____ Given information
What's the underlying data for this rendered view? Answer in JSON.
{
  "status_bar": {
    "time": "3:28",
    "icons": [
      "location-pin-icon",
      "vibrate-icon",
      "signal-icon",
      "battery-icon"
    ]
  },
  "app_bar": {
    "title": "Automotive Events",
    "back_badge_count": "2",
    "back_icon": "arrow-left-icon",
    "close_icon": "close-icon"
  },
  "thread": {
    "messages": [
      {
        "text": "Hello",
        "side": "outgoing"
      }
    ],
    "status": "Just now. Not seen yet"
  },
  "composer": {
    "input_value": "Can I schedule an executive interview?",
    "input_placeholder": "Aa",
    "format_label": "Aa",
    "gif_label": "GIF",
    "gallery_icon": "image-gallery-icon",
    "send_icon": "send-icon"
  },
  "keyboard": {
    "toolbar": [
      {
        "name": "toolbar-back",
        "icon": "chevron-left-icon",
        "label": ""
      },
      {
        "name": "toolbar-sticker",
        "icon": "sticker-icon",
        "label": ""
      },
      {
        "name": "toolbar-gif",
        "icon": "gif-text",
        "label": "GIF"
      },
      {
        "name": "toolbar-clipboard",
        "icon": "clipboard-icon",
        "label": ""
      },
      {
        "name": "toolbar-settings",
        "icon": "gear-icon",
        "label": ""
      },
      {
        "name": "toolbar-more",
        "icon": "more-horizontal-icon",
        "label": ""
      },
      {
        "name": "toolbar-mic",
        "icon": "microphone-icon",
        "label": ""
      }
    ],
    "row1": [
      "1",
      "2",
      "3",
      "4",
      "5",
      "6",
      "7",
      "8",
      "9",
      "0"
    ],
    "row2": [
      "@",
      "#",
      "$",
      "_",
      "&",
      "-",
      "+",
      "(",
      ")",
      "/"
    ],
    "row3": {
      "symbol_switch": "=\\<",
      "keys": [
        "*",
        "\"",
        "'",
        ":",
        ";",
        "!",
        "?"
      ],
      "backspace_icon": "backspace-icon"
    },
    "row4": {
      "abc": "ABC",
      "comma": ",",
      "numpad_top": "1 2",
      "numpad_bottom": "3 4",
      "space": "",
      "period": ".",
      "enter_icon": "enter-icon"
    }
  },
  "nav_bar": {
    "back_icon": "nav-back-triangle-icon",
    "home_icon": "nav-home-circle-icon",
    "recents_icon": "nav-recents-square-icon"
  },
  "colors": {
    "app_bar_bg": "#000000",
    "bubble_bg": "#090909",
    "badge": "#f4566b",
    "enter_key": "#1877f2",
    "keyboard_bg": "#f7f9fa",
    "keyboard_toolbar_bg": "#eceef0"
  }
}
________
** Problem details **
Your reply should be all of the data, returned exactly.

** Response **
What's the underlying data for this rendered view? Answer in JSON.
{
  "status_bar": {
    "time": "3:28",
    "icons": [
      "location-pin-icon",
      "vibrate-icon",
      "signal-icon",
      "battery-icon"
    ]
  },
  "app_bar": {
    "title": "Automotive Events",
    "back_badge_count": "2",
    "back_icon": "arrow-left-icon",
    "close_icon": "close-icon"
  },
  "thread": {
    "messages": [
      {
        "text": "Hello",
        "side": "outgoing"
      }
    ],
    "status": "Just now. Not seen yet"
  },
  "composer": {
    "input_value": "Can I schedule an executive interview?",
    "input_placeholder": "Aa",
    "format_label": "Aa",
    "gif_label": "GIF",
    "gallery_icon": "image-gallery-icon",
    "send_icon": "send-icon"
  },
  "keyboard": {
    "toolbar": [
      {
        "name": "toolbar-back",
        "icon": "chevron-left-icon",
        "label": ""
      },
      {
        "name": "toolbar-sticker",
        "icon": "sticker-icon",
        "label": ""
      },
      {
        "name": "toolbar-gif",
        "icon": "gif-text",
        "label": "GIF"
      },
      {
        "name": "toolbar-clipboard",
        "icon": "clipboard-icon",
        "label": ""
      },
      {
        "name": "toolbar-settings",
        "icon": "gear-icon",
        "label": ""
      },
      {
        "name": "toolbar-more",
        "icon": "more-horizontal-icon",
        "label": ""
      },
      {
        "name": "toolbar-mic",
        "icon": "microphone-icon",
        "label": ""
      }
    ],
    "row1": [
      "1",
      "2",
      "3",
      "4",
      "5",
      "6",
      "7",
      "8",
      "9",
      "0"
    ],
    "row2": [
      "@",
      "#",
      "$",
      "_",
      "&",
      "-",
      "+",
      "(",
      ")",
      "/"
    ],
    "row3": {
      "symbol_switch": "=\\<",
      "keys": [
        "*",
        "\"",
        "'",
        ":",
        ";",
        "!",
        "?"
      ],
      "backspace_icon": "backspace-icon"
    },
    "row4": {
      "abc": "ABC",
      "comma": ",",
      "numpad_top": "1 2",
      "numpad_bottom": "3 4",
      "space": "",
      "period": ".",
      "enter_icon": "enter-icon"
    }
  },
  "nav_bar": {
    "back_icon": "nav-back-triangle-icon",
    "home_icon": "nav-home-circle-icon",
    "recents_icon": "nav-recents-square-icon"
  },
  "colors": {
    "app_bar_bg": "#000000",
    "bubble_bg": "#090909",
    "badge": "#f4566b",
    "enter_key": "#1877f2",
    "keyboard_bg": "#f7f9fa",
    "keyboard_toolbar_bg": "#eceef0"
  }
}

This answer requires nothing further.